DXA, what is it?
DXA is a reference implementation from SDL to use with SDL Web (formerly known as SDL Tridion) content management system. It uses DD4T and implements best practices on how to setup a site in SDL Web.
Great, but what is it for?
DXA stands for Digital eXperience Accelerator and is developed/supported by SDL. Its goal is to speed up CDS implementations by standardizing solutions and showing best-practices. DXA is an Open Source project which utilizes either .NET MVC or Spring MVC to provide dynamic content delivery on the CDS, depending of your technology stack.
DXA is open sourced on github and DXA documentation is available online.
Works best for new implementations.
The CMS installer adds a default blueprint structure to separate concerns. Each publication contains the necessary building blocks required for content assembly: structure groups, schemas, folders, components, and pages.
When you publish you get the sample site that showcases the DXA’s "out of the box" functionalities with dummy content and white label HTML design. This could be the starting point for further development.
What are the benefits?
Depends on how you look at it. There are benefits for business people (a.k.a. as the client) and benefits for developers. Also, there are some things to think about if DXA really supports your case. I explain more on this topic on my employer blog: http://blog.tahzoo.com/sdl-dxa-what-is-it-and-why-should-i-care/
Microsoft is reminding every VS extension developer to upgrade their extension to the upcoming version of Visual Studio: 2017. Currently, I have only one in the Gallery: Image Tools. Launched in 2013, but after today also working in VS 2017, yeah!
Microsoft has written a howto manual how to do that and it works pretty well. Below are my take aways:
- After downloading the release candidate of VS 2017 you should open your extension project and will migrate the SLN and PROJ files for you.
- Then you have to update the NuGet package
- Modify the VSIX file with the new VS versions (15.0 / 16.0)

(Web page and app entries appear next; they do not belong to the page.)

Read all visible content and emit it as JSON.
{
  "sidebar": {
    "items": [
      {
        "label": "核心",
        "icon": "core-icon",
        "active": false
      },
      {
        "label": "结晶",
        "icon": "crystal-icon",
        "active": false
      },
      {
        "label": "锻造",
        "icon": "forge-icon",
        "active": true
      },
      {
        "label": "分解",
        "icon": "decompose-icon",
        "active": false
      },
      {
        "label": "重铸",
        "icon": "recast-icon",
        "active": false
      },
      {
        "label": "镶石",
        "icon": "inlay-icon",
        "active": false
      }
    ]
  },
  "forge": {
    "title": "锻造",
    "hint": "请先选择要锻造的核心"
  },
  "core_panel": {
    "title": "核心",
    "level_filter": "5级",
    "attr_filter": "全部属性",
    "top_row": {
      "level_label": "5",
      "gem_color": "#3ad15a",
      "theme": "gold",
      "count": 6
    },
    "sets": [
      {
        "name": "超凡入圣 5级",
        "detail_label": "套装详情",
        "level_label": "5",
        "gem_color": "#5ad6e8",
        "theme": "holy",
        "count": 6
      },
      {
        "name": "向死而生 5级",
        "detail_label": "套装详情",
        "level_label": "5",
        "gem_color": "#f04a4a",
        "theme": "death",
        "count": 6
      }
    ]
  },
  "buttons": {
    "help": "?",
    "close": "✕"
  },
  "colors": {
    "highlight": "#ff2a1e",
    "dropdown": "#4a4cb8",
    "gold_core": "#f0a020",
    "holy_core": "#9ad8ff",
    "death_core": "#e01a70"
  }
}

- Rename compiled VSIX file to ZIP and check for the new JSON files.
- If ok, test drive it in VS 17 Experimental Studio
- If ok, upload the new version to the VS Gallery
Like stated in the intro, it now works in Visual Studio 2017. You can find the Image Tools here in the VS Gallery for converting and resizing images on-the-fly: https://marketplace.visualstudio.com/items?itemName=GuusBeltman.ImageTools
New is that I also released the sourcecode to my Github account here: https://github.com/Guzzter/ImageToolsVSExtension/
Today I created a revamped the profile script for administrating a SDL Web 8 Content Management Server. (SDL Web 8 is formally known as the SDL Tridion product). The script already existed for Tridion 2011/2013. Only with renaming the product to SDL Web 8, also the services were changed.
What it does:
When installed it adds several functions. Some of them:
- SDLServices() - Display all SDL Web 8 Services
- Start-TServices() - Start all SDL Web 8 Services
- Stop-TServices() - Stop all SDL Web 8 Services
- Restart-Tservices() - Restart all SDL Web 8 Services
- Open PowerShell and execute the following commands:
- > Set-ExecutionPolicy -ExecutionPolicy unrestricted -Force
- > new-item -path $profile -itemtype file -force
- > notepad $profile
- PASTE the contents of this file
- Save and Close notepad
- Restart PowerShell
The Script (sdlweb8powershellprofile-ps1):
I was inspired when reading the blogpost from Jaime Santos Alcon about his first bookmarklet Go To Publication. When seeing a blueprinted item in a child publication, it would be great to browse with one click to the same location in the origin publication. Great idea, that can save a lot of clicking and browsing in Tridion.
From my point of view bookmarklets are useful, but have some drawbacks:
- The are a bit nerdy and not very likely to be broadly understood by Content Managers and other users.
- With large organizations everybody has to install them in their own browser.
Since this is also useful for non-developers, I think it was worth creating a GUI extension out of it. Then we lower the barrier for usage and it’s easily available for everybody.
I have shared the code of the GUI extension on github: https://github.com/Guzzter/GoToOwningPublication. You can download it there and install the GUI extension by hand or using Robert Curlette’s GUI installer script.
Hope it helps.
When developing you sometimes want to know the actual XML structure of a Tridion component. When having the Tridion Powertools installed on the CMS server, you’re lucky and can use that. When you don’t have it (or aren’t allowed to install it), there is another way.
Btw, It is also possible to retrieve other component XML by specifing the TCM Uri: